Correspondence: Madeleine Stone, Department of Earth and Environmental Science, University of Pennsylvania, 254-b Hayden Hall, 240 South 33rd Street, Philadelphia, PA 19104-6316, tel. + 301 785 1239, fax + 215 898 0964, e-mail:

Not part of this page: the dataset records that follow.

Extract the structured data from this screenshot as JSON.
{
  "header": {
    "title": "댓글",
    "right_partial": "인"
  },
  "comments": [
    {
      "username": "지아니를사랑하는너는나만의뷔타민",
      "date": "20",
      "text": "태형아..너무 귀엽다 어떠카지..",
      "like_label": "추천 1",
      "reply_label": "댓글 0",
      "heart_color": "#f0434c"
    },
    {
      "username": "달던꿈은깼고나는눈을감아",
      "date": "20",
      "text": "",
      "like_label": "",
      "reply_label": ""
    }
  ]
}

Soil microbes produce extracellular enzymes that degrade carbon (C)-containing polymers in soil organic matter. Because extracellular enzyme activities may be sensitive to both increased nitrogen (N) and temperature change, we measured the effect of long-term N addition and short-term temperature variation on enzyme kinetics in soils from hardwood forests at Bear Brook, Maine, and Fernow Forest, West Virginia. We determined the Vmax and Km parameters for five hydrolytic enzymes: α-glucosidase, β-glucosidase, β-xylosidase, cellobiohydrolase, and N-acetyl-glucosaminidase. Temperature sensitivities of Vmax and Km were assessed within soil samples subjected to a range of temperatures. We hypothesized that (1) N additions would cause microbial C limitation, leading to higher enzyme Vmax values and lower Km values; and (2) both Vmax and Km would increase at higher temperatures. Finally, we tested whether or not temperature sensitivity of enzyme kinetics is mediated by N addition. Nitrogen addition significantly or marginally significantly increased Vmax values for all enzymes, particularly at Fernow. Nitrogen fertilization led to significantly lower Km values for all enzymes at Bear Brook, but variable Km responses at Fernow Forest. Both Vmax and Km were temperature sensitive, with Q10 values ranging from 1.64–2.27 for enzyme Vmax and 1.04–1.93 for enzyme Km. No enzyme showed a significant interaction between N and temperature sensitivity for Vmax, and only β-xylosidase showed a significant interaction between N and temperature sensitivity for Km. Our study is the first to experimentally demonstrate a positive relationship between Km and temperature for soil enzymes. Higher temperature sensitivities for Vmax relative to Km imply that substrate degradation will increase with temperature. In addition, the Vmax and Km responses to N indicate greater substrate degradation under N addition. Our results suggest that increasing temperatures and N availability in forests of the northeastern US will lead to increased hydrolytic enzyme activity, despite the positive temperature sensitivity of Km.